Modifications of genes expression induced by tobacco smoke could modify IL-1 family resulting in an increase of inflammation in lung tissues of asthmatic and non-asthmatic individuals. These changes may be induced by DNA methylation. Efforts to better interpret and integrate data from genetics and epigenetics are needed to better understand the biology of asthma as well as a better comprehension of the impact of tobacco smoke in the inflammatory component of asthma.
- Wilhelm-Benartzi CS: Association of secondhand smoke exposures with DNA methylation in bladder carcinomas. Cancer causes & control : CCC. 2011, 22 (8): 1205-13. 10.1007/s10552-011-9788-6.PubMed CentralView ArticlePubMedGoogle Scholar
- Lange P: A 15-year follow-up study of ventilatory function in adults with asthma. The New England journal of medicine. 1998, 339 (17): 1194-200. 10.1056/NEJM199810223391703.View ArticlePubMedGoogle Scholar

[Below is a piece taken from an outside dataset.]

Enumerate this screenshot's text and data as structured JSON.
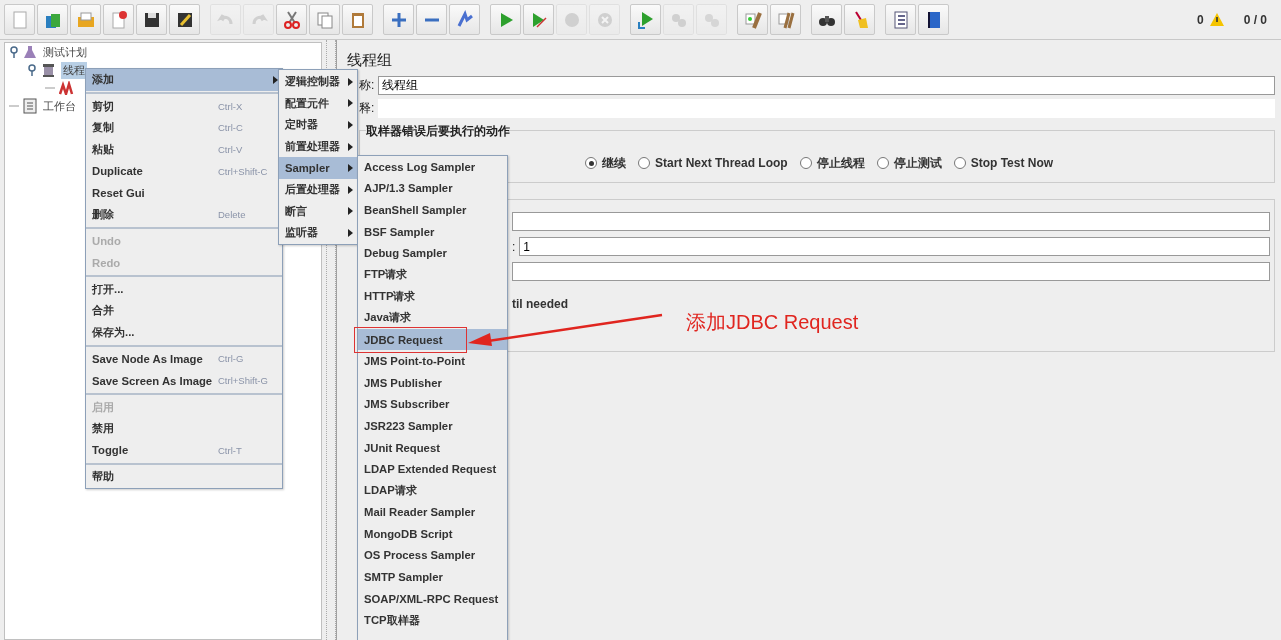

- White GP: CpG methylation patterns in the IFNgamma promoter in naive T cells: variations during Th1 and Th2 differentiation and between atopics and non-atopics. Pediatric Allergy and Immunology: official publication of the European Society of Pediatric Allergy and Immunology. 2006, 17 (8): 557-64. 10.1111/j.1399-3038.2006.00465.x.View ArticleGoogle Scholar
- Jones B, Chen J: Inhibition of IFN-gamma transcription by site-specific methylation during T helper cell development. The EMBO Journal. 2006, 25 (11): 2443-52. 10.1038/sj.emboj.7601148.PubMed CentralView ArticlePubMedGoogle Scholar
- Dinarello CA: Biologic basis for interleukin-1 in disease. Blood. 1996, 87 (6): 2095-2147.PubMedGoogle Scholar
- Fu JJ: Systemic inflammation is associated with differential gene expression and airway neutrophilia in asthma. Omics: A Journal of Jntegrative Biology. 2013, 17 (4): 187-199. 10.1089/omi.2012.0104.View ArticleGoogle Scholar
- Daley D: Analyses of associations with asthma in four asthma population samples from Canada and Australia. Human Genetics. 2009, 125 (4): 445-459. 10.1007/s00439-009-0643-8.View ArticlePubMedGoogle Scholar
- Daley D: Associations and interactions of genetic polymorphisms in innate immunity genes with early viral infections and susceptibility to asthma and asthma-related phenotypes. The Journal of Allergy and Clinical Immunology. 2012, 130 (6): 1284-1293. 10.1016/j.jaci.2012.07.051.View ArticlePubMedGoogle Scholar
- Semlali A: Whole cigarette smoke promotes human gingival epithelial cell apoptosis and inhibits cell repair processes. Journal of Periodontal Pesearch. 2011, 46 (5): 533-541.Google Scholar
This article is published under license to BioMed Central Ltd. This is an Open Access article distributed under the terms of the Creative Commons Attribution License (http://creativecommons.org/licenses/by/4.0), which permits unrestricted use, distribution, and reproduction in any medium, provided the original work is properly cited. The Creative Commons Public Domain Dedication waiver (http://creativecommons.org/publicdomain/zero/1.0/) applies to the data made available in this article, unless otherwise stated.